Making the drone strange: the politics, aesthetics and surrealism of levitation
- Royal Holloway University of London, Surrey, TW20 0EX, UK
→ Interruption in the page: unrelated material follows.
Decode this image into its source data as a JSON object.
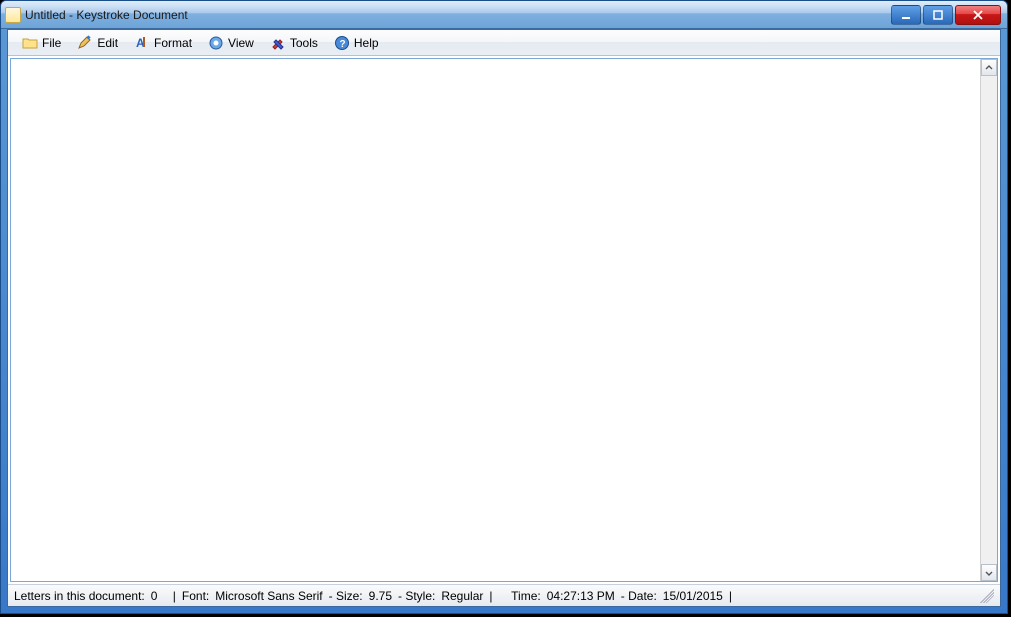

Abstract. In this paper I decentre the drone from a different kind of vertical figure that has its own prehistory and parallel history of being aloft and particular sets of aesthetic geographies we might productively deploy to reorder what we think about drones, and especially the human's place in or outside of them. The paper explores in what ways we might examine the drone from other points of view that are technical and political, but also theological, magical, artistic and aesthetic. The prehistoric or parallel aerial figure to be considered is the levitator, the subject or thing that floats without any attributable mechanical force, visible or physical energy source. The paper draws on notions of aesthetics and politics in order for the levitator not to be compared with the drone, but to enable its very different visual and aesthetic regimes to begin to redistribute quite a different set of drone geographies that are ambiguous, mystical, gendered and sexed.